▸ **EXERCISE OBJECTIVE**
Keyword search on "ГОСТ": report each line of the records that contains it.
━━━━━━━━━━
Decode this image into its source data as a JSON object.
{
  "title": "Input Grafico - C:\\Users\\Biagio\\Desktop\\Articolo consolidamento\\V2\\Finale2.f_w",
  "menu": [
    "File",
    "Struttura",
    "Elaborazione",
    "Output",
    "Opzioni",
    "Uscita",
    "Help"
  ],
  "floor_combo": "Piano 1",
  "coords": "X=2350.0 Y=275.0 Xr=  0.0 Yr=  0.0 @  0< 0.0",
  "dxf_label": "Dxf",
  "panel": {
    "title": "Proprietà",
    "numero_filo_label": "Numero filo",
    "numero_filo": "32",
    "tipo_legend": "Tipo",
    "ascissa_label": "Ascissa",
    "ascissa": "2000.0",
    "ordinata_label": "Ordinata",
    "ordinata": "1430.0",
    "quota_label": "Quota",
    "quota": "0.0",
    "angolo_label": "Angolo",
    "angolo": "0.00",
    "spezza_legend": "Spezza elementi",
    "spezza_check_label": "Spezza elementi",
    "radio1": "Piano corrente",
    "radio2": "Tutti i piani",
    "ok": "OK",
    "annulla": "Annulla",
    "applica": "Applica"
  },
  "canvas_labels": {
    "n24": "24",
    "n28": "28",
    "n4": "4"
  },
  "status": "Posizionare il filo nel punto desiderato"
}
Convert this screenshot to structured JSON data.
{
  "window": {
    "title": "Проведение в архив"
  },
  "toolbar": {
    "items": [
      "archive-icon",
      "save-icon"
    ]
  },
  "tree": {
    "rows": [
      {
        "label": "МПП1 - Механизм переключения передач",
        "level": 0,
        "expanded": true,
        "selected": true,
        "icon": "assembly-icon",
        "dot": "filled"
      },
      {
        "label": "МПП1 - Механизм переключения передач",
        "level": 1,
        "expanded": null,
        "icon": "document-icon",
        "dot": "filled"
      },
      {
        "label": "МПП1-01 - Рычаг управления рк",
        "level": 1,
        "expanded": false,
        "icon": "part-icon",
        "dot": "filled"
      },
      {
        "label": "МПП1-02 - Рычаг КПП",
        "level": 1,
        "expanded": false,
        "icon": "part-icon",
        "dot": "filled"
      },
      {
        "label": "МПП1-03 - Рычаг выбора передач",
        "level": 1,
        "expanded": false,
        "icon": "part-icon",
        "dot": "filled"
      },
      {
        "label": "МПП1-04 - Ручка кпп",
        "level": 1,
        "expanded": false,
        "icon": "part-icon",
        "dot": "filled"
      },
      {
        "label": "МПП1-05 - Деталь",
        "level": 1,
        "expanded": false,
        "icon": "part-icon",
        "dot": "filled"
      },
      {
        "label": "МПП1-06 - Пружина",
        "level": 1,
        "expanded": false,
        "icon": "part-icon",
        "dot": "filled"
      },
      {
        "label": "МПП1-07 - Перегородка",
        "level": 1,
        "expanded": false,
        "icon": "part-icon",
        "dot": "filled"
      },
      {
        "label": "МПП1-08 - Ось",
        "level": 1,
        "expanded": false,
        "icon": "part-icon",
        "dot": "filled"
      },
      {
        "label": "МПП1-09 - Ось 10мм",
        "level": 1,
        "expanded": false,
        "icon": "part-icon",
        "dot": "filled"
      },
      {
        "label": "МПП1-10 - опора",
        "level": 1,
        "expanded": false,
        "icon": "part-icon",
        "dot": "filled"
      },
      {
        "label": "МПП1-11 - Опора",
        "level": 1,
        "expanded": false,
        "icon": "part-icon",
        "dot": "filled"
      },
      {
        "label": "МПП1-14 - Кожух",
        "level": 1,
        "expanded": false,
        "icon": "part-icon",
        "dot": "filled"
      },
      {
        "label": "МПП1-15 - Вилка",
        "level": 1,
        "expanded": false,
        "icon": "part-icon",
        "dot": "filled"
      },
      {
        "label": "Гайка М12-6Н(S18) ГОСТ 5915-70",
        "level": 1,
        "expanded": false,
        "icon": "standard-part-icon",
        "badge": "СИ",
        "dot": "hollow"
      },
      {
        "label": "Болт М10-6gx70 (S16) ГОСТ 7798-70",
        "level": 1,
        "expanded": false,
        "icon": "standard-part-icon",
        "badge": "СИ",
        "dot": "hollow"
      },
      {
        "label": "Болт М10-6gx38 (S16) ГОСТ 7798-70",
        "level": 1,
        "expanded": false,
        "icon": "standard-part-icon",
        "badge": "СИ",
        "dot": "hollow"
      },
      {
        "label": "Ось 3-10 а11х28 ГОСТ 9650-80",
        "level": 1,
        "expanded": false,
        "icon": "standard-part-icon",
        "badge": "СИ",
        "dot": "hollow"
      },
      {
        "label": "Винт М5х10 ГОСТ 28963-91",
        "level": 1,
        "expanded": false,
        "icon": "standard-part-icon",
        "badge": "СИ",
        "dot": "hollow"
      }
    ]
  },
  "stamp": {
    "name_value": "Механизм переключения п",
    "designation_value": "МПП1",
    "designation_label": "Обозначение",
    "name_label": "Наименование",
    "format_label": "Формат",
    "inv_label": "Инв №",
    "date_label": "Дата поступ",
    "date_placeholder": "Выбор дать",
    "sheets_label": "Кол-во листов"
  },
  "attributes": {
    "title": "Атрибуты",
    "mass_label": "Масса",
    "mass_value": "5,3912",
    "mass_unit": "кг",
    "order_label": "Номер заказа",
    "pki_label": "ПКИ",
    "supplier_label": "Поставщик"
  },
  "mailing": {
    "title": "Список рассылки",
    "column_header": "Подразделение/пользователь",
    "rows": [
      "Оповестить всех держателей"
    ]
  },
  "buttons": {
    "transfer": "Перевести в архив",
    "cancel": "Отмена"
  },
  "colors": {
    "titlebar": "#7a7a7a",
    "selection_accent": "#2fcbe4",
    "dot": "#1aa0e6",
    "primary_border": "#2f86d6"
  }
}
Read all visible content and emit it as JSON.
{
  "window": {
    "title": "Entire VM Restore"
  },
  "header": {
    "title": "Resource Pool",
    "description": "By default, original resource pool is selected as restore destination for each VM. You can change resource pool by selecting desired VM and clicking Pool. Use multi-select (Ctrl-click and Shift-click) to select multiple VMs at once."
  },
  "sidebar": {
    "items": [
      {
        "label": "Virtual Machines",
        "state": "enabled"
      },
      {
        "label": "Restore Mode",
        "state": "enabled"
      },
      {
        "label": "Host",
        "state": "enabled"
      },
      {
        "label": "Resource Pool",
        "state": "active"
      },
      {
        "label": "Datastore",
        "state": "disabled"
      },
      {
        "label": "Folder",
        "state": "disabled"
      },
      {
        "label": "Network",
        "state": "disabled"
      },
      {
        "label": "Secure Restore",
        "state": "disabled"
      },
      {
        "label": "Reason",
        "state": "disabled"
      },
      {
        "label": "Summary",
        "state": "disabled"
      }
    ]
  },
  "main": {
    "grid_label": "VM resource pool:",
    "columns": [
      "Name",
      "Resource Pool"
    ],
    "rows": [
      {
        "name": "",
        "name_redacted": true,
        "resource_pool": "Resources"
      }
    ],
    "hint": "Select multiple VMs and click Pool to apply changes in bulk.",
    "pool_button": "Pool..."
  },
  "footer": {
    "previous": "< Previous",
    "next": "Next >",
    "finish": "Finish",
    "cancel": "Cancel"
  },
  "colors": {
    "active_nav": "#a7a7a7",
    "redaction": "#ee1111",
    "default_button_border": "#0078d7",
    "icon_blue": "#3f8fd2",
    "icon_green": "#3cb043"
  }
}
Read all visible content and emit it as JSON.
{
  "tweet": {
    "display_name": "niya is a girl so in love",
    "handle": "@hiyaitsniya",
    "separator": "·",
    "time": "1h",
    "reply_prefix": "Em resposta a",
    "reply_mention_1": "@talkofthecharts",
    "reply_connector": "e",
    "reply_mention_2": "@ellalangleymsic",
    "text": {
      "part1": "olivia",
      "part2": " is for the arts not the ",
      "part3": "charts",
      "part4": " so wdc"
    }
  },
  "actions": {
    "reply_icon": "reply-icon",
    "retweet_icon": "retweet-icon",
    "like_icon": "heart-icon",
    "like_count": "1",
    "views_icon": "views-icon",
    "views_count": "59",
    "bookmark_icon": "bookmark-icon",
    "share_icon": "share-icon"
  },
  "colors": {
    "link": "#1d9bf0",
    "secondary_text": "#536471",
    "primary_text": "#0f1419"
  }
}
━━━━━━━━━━
▸ **REPLY TO THE TASK**
        "label": "Гайка М12-6Н(S18) ГОСТ 5915-70",
        "label": "Болт М10-6gx70 (S16) ГОСТ 7798-70",
        "label": "Болт М10-6gx38 (S16) ГОСТ 7798-70",
        "label": "Ось 3-10 а11х28 ГОСТ 9650-80",
        "label": "Винт М5х10 ГОСТ 28963-91",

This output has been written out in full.